The FDA, under the Trump administration, continued that rule during the early stages of the pandemic. The American College of Obstetricians and Gynecologists (ACOG) sued, arguing that during the global health emergency, the in-person visit to pick up the drug should be put on hold to protect public health.

A lower court in Maryland agreed over the summer, but the FDA appealed.

Related: Medical abortion just got easier but it may not last

Now, with one week left of the Trump administration, a majority on the Supreme Court sided with the FDA. Chief Justice John Roberts, writing the decision for the majority, said the question before the court was not whether the FDA’s in-person requirement placed an undue burden on women seeking an abortion but whether the lower court properly ordered the FDA to lift the established requirements.

“Courts owe significant deference to the politically accountable entities with the background, competence and expertise to assess public health,” he wrote in his opinion.

Ellie Rushforth, an attorney with the American Civil Liberties Union of New Mexico, said Roberts chose to listen to anti-abortion politicians rather than ACOG, which is an expert on abortion care.

Rushforth also said this decision makes mifepristone the only drug that must be dispensed in person during the pandemic.

“Powerful opioids that used to require an in-person visit pre-pandemic can be dispensed by mail at this point,” Rushforth said.

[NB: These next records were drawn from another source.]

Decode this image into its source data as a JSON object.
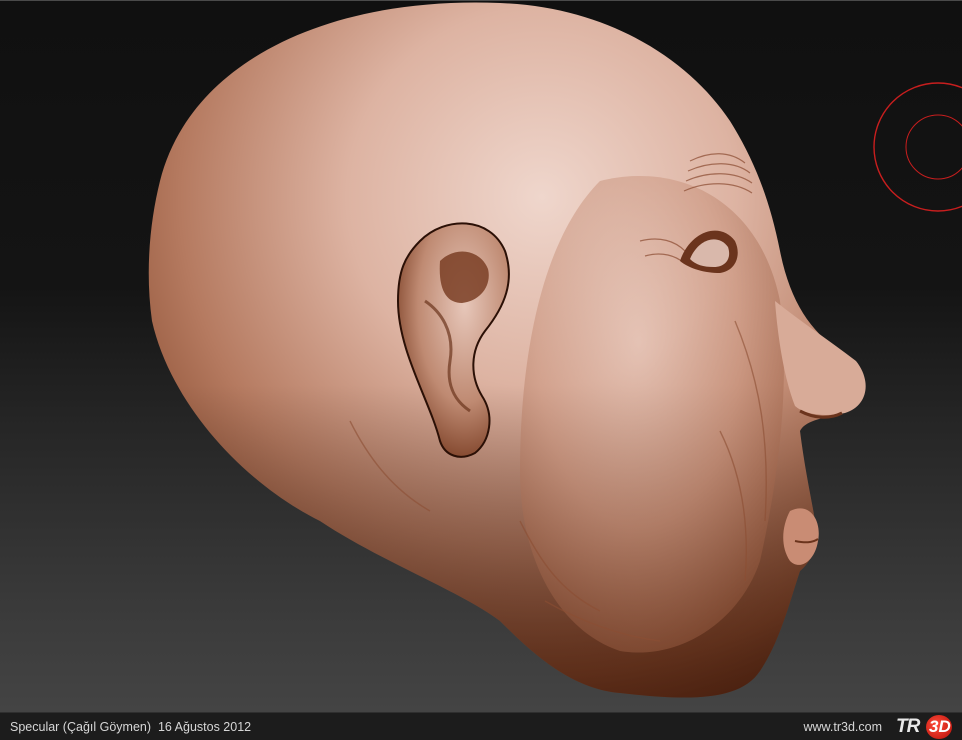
{
  "footer": {
    "credit": "Specular (Çağıl Göymen)  16 Ağustos 2012",
    "site": "www.tr3d.com",
    "logo": {
      "prefix": "TR",
      "badge": "3D"
    }
  },
  "viewport": {
    "subject": "sculpted-head",
    "brush_cursor_color": "#c81e1e"
  },
  "colors": {
    "skin_light": "#e6c2b4",
    "skin_mid": "#b98068",
    "skin_dark": "#6b3620",
    "background_top": "#101010",
    "background_bottom": "#444444"
  }
}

Justice Sonia Sotomayer said, in her dissent, that more than half of women who have abortions are women of color, and COVID–19’s mortality rate is three times higher for Black and Hispanic individuals than non-Hispanic white individuals. She also said that three-quarters of abortion patients have low incomes. These individuals are more likely to live in intergenerational housing, so not only does the decision put the women at higher risk of contracting COVID-19, but it also puts the patient’s parents, grandparents and other family members at higher risk.

Justice Elena Kagan joined in Sotomayer’s dissent.

Rushforth said that in New Mexico pregnant people who have been able to safely access abortion through telehealth will now be required to take time off from a job, secure transportation and find child care during a pandemic “when we’re not supposed to be outside of our bubble.”

“So the court is asking these folks to take on these risks for no medically justified reason,” Rushforth said.

Another difficulty this ruling creates for those seeking an abortion is that during the pandemic, some clinics have closed for periods of time or reduced how many patients they can see at one time. This poses a danger if the patient has to visit the clinic in order to pick up the pill because it could push some outside of the 10-week window in which a patient can take mifepristone.

The FDA said patients could still seek a procedural abortion. Sotomayer called this “callous.”

Rushforth said such restrictions leave anti-abortion politicians talking “outside both sides of their mouth.” Many states have passed gestational bans to restrict how much time a patient has to seek a procedural abortion. So far, the court injunctions on those state laws have prevented them from going into effect.

“You can choose a different method even though that method also requires an in-person visit,” Rushforth said. “It’s the government deciding what medical procedure you get. Politics and ideology have no place in those decisions.”

Planned Parenthood of the Rocky Mountains Director of Strategic Communications Neta Meltzer called the high court’s decision “confounding.”

“We’re living through a pandemic during which in-person interaction must be avoided when possible, and yet SCOTUS has reinstated this unnecessary requirement. Let’s be clear: medication abortion care is safe, whether accessed in person or via telehealth, and we must work to dismantle barriers to accessing this care, not uphold arbitrary ones, especially in this moment in history,” Meltzer wrote by email.

The fact that the Supreme Court made this decision with only one week left of the Trump administration is “a signal of what’s to come.”

“The Supreme Court will take any opportunity to undue protections for abortion. They will seize on them,” Rushforth said.

That is why repealing the anti-abortion law written in the state’s 1969 law books should be a priority, Rushforth said. A bill to repeal that law is expected to be filed with this Legislative session.

“It’s more important than ever,” she said.